Aristotle was a genius; this is evident in his writings, because the ideas and concepts he proposed in his writing were ahead of his time. Aristotle learned from the best and taught the best so his ideas and thoughts were always being challenged, which made him thrive for knowledge. Aristotle is consider to be the one of best if not the best philosophers ever, his ideas reflect the title. Aristotle’s system of philosophy was never as influential in ancient times as Plato’s.
Indeed, Aristotle’s works may not have been published for some centuries after his death. After the fall of Rome, his work was largely lost to Europe, while Plato’s were saved, Aristotle’s works still played a vital role in our society’s evolution. Aristotle’s writing was so ahead of his time, they made people question his sanity. Though, during that period of time he could have been labeled as a nut he is now labeled as one of the most influential philosophers of all time. Art is defined by Aristotle as the realization in external form of a true idea, and is traced back to that natural love ofimitation which characterizes humans, and to the pleasure, which we feel in recognizing likenesses. Art however is not limited to mere copying.

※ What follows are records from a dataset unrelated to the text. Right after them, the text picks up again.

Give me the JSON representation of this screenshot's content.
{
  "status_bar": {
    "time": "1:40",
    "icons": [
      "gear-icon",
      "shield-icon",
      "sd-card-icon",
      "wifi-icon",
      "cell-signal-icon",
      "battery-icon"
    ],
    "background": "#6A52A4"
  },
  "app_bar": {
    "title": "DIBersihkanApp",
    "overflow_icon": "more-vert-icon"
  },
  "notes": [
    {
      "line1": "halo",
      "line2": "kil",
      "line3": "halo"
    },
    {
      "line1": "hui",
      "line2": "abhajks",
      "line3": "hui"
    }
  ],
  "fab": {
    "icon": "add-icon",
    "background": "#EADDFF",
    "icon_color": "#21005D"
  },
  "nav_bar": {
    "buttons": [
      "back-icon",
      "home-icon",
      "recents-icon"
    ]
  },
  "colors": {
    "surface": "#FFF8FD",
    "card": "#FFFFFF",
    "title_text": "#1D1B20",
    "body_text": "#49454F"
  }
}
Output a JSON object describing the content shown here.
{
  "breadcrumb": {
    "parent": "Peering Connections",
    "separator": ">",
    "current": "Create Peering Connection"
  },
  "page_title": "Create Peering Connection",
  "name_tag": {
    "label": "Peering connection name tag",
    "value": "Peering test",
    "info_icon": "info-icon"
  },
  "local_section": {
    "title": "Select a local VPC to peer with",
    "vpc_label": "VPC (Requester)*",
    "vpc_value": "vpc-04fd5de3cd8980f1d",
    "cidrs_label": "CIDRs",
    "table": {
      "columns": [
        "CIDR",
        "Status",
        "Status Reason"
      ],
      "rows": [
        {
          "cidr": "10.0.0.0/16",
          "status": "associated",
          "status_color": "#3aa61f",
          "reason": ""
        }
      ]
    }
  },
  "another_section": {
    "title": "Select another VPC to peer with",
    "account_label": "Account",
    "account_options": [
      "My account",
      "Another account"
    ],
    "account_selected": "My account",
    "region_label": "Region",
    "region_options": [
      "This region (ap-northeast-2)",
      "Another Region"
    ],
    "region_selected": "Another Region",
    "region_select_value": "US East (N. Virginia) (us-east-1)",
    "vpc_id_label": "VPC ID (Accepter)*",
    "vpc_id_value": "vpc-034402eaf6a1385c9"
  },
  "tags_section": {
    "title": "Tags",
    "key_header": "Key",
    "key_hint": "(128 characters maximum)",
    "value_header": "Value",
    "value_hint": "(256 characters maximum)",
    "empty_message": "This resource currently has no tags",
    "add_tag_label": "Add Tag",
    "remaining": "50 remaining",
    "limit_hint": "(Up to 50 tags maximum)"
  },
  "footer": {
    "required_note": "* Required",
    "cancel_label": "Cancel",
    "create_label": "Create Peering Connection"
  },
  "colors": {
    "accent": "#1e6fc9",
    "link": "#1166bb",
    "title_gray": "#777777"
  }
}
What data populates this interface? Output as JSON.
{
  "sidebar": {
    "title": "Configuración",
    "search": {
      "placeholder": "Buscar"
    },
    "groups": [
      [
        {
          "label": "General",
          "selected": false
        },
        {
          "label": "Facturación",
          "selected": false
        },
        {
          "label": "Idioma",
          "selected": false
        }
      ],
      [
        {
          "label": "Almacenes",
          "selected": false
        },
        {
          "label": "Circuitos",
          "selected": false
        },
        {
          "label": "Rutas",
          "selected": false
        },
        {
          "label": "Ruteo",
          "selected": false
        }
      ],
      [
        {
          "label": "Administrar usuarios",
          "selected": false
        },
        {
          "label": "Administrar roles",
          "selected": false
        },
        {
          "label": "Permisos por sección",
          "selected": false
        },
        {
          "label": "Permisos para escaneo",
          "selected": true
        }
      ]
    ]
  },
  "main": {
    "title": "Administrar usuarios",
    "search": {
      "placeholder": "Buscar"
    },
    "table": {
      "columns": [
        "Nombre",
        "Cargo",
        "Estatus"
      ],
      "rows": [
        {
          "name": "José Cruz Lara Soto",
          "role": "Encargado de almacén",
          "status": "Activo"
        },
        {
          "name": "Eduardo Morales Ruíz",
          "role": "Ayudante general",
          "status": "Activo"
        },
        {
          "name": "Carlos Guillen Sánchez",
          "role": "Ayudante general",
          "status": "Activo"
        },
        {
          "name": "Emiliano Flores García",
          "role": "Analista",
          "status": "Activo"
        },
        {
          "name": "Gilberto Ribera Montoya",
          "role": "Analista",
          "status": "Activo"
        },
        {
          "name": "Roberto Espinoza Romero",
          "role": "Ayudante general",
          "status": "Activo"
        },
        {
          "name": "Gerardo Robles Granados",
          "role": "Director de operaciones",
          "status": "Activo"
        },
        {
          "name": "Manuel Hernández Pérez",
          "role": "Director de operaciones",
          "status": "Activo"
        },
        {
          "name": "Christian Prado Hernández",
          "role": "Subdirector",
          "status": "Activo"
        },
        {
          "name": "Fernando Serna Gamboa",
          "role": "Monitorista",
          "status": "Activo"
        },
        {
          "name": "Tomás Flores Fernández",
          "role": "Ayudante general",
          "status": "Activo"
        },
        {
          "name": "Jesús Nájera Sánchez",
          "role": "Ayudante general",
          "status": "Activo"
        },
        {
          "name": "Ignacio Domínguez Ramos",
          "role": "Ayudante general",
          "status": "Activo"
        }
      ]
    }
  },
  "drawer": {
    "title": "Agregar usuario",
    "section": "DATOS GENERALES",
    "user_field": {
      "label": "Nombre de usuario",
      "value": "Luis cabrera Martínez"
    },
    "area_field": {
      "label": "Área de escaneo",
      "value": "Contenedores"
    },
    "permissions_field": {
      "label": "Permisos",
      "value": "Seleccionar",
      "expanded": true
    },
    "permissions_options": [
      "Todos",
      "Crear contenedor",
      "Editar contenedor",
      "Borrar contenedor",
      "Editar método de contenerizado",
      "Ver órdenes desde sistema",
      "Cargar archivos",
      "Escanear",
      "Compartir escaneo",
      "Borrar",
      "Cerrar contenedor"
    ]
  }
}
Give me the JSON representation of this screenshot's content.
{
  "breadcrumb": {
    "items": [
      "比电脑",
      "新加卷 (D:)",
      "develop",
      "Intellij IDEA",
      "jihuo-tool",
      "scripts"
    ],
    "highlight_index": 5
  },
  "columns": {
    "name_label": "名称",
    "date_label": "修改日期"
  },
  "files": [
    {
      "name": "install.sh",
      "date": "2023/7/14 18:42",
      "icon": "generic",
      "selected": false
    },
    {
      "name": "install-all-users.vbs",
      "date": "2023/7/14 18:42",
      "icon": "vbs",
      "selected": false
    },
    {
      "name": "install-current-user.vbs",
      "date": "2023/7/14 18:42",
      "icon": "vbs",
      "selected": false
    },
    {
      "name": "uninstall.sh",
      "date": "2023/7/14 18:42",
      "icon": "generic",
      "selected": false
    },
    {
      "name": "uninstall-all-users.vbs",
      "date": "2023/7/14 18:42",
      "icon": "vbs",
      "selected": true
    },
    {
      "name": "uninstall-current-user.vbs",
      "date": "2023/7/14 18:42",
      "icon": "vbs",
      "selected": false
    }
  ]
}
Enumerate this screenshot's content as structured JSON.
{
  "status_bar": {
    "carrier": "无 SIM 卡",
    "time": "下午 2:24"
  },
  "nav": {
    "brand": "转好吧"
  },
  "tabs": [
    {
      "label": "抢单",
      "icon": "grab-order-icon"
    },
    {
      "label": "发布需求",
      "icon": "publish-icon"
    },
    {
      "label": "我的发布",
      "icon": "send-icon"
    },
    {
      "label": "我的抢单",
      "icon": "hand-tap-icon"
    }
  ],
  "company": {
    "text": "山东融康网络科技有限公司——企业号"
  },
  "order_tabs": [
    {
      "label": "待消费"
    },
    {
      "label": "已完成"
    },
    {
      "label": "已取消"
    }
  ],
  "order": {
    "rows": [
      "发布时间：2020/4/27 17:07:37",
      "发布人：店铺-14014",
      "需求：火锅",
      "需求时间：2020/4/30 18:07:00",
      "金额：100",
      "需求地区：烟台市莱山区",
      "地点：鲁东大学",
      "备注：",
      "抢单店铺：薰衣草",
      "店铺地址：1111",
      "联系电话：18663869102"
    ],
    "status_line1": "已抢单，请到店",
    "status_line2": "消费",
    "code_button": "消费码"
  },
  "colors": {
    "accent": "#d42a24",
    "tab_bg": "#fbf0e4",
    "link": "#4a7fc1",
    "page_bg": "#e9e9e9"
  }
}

It idealizes nature and completes its deficiencies: it seeks to grasp the universal type in the individual phenomenon. The distinction therefore between poetic art and history is not that the one use meter, and the other does not. The distinction is that while history is limited to what has actually happened, poetry depicts things in their universal character. And, therefore, “poetry is more philosophical and more elevated than history.” Such imitation may represent people either as better or as worse than people usually are, or it may neither go beyond nor fall below the average standard. Comedy is the imitation of the worse examples of humanity, understood however not in the sense of absolute badness, but only in so far as what is low and ignoble enters into what is laughable and comic. Tragedy, on the other hand, is the representation of a serious or meaningful, rounded or finished, and more or less extended or far-reaching action – a representation that is effected by action and not mere narration.
It is fitted by portraying events, which excite fear and pity in the mind of the observer to purify or purge these feelings and extend and regulate their sympathy. It is thus a homeopathic curing of the passions. Insofar as art in general universalizes particular events, tragedy, in depicting passionate and critical situations, takes the observer outside the selfish and individual standpoint, and views them in connection with the general lot of human beings. This is similar to Aristotle’s explanation of the use of orgiastic music in the worship of Bacchas and other deities: it affords an outlet for religious fervor and thus steadies one’s religious sentiments. Work Sited Encarta Encyclopedia. 1999 edition.
CD-ROM. www.knuten.liu.se/bjoch509/philosophers/ari.html http://www.ucmp.berkeley.edu/history/aristotle.html